Newsjacking in the midst of tragedy

November 2015

    In today’s ever more cluttered advertising environment, brands are constantly looking for ways to achieve cut through for their messages.

    One of the most effective tactics adopted by brands  to achieve this goal of late, has been the practice of newsjacking, with Nandos being South Africa’s most consistantly celebrated protagonist of this very delicate practice.

    For the uninitiated newsjacking is essentially the art of injecting your brand  message into a breaking news story with the objective of generating media coverage and social media engagement, or more succinctly put, “The process of leveraging trending news to elevate your brand.”

    When done right, the pay off can be lots of eyeballs and positive sentiment for your brand, however, as with most things, there is an equal and opposite downside for brands that get it wrong.

    This approach is even more fraught with risk in the midst of an unfolding tragedy and the risk to any brand’s reputation can be very serious.

    Take for example this rather tasteless and tone deaf tweet from Urban Outfitters during Huricane Sandy in 2012. In the midst of the destruction caused by the storm, they not only trivialised a very serious and tragic event, but also attempted to benefit financially of people’s plight. This was a clear example of how not to do it.

    urban Outfit


    Or when Kenneth Cole trivialised the suffering of many people in Egypt during the revolution, with this tactless post on Twitter, that one can only assume was an ill advised attempt at humour.



    Both these brands paid the price, with both experiencing a significant amount of backlash from on social media and negative news stories being written about their efforts by some media outlets, forcing them to back track and issue apolgies for their respective faux pas.

    In Johannesburg we recently witnnessed a tragic accident when the temporary bridge near the Grayston Drive Bridge over the M1 collapsed, resulting in two deaths and 23 people being injured.

    As a result of the accident, the M1,  a major highway in Johannesburg, used by tens of thousands of motorists every day was closed, causing major traffic jams in and around the Sandton CBD as motorists were forced to find alternative routes to their desitinations.

    The accident also resulted in a huge amount of media coverage, both traditional  and on online media, with the news trending on Twitter for some time.

    Now ordinarily, this would be fairly trecherous ground for any company to try and leverage for its brand, however one brand, in conjuction with the City of Johannesburg did exactly that.

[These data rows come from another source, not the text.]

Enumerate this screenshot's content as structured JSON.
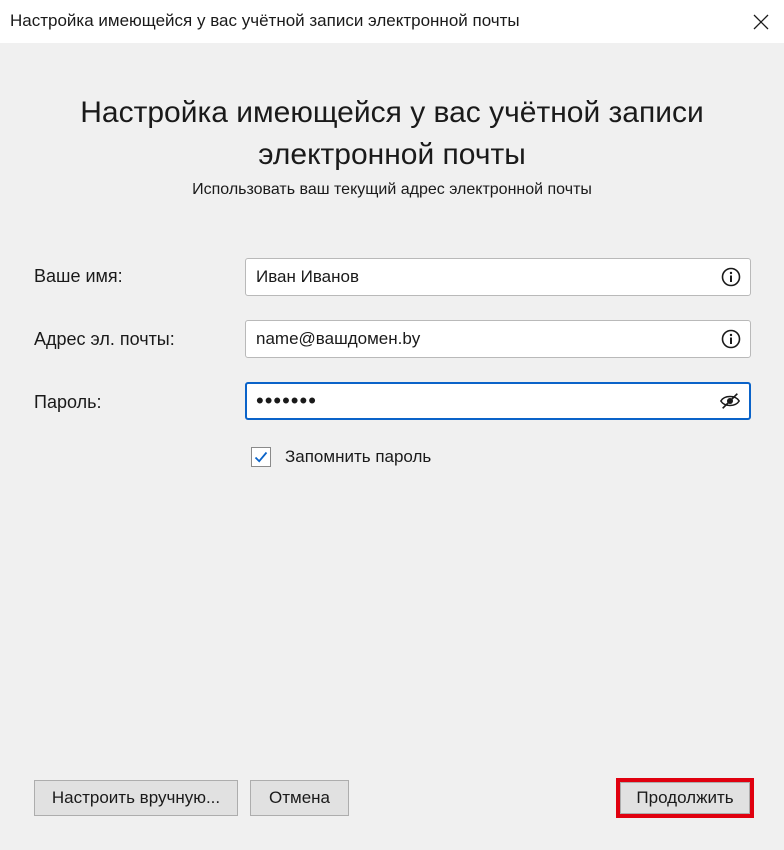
{
  "window": {
    "title": "Настройка имеющейся у вас учётной записи электронной почты"
  },
  "header": {
    "title_line1": "Настройка имеющейся у вас учётной записи",
    "title_line2": "электронной почты",
    "subtitle": "Использовать ваш текущий адрес электронной почты"
  },
  "form": {
    "name_label": "Ваше имя:",
    "name_value": "Иван Иванов",
    "email_label": "Адрес эл. почты:",
    "email_value": "name@вашдомен.by",
    "password_label": "Пароль:",
    "password_value": "•••••••",
    "remember_label": "Запомнить пароль",
    "remember_checked": true
  },
  "buttons": {
    "manual": "Настроить вручную...",
    "cancel": "Отмена",
    "continue": "Продолжить"
  },
  "colors": {
    "focus_border": "#0a63c9",
    "highlight": "#e0000f",
    "checkmark": "#0a63c9"
  },
  "icons": {
    "name_field": "info-icon",
    "email_field": "info-icon",
    "password_field": "eye-slash-icon",
    "close": "close-icon"
  }
}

    Using its unique offering and online footprint to offer a truly valuable service, Uber took to Twitter and it’s mobile app to offer free rides for people in and around Sandton to and from Gautrain stations in an effort to relieve some of the traffic congestion caused by the bridge collapse.

    The tweet, promoting the initiative received 432 Retweets and 151 favourites and a significant amount of goodwill.


    What Uber demonstrated through their actions, was that with the correct message that offers a truly useful service or solution that is not just opportunistic, brands can garner a great deal of positive sentiment.

    We’ve summarised a few lessons to be taken from these examples:

    The first being that brands who rush headlong into a trending news story without understanding the context, nuances and tone of the story and without adding anything of benefit to the intended audience, can find their actions causing serious damage to their brand’s integrity and reputation.

    On the other hand, in similar circumstances, when brands take the time to understand the story and what the major issues are with the addition of making the decision to get involved in the story based on whether their brand is able to add something truly beneficial in an authentic manner, can be a great way for your brand to achieve that desired break through and generate significant positive impact .

    Sifiso Mazibuko, Social Media and Content Marketing Director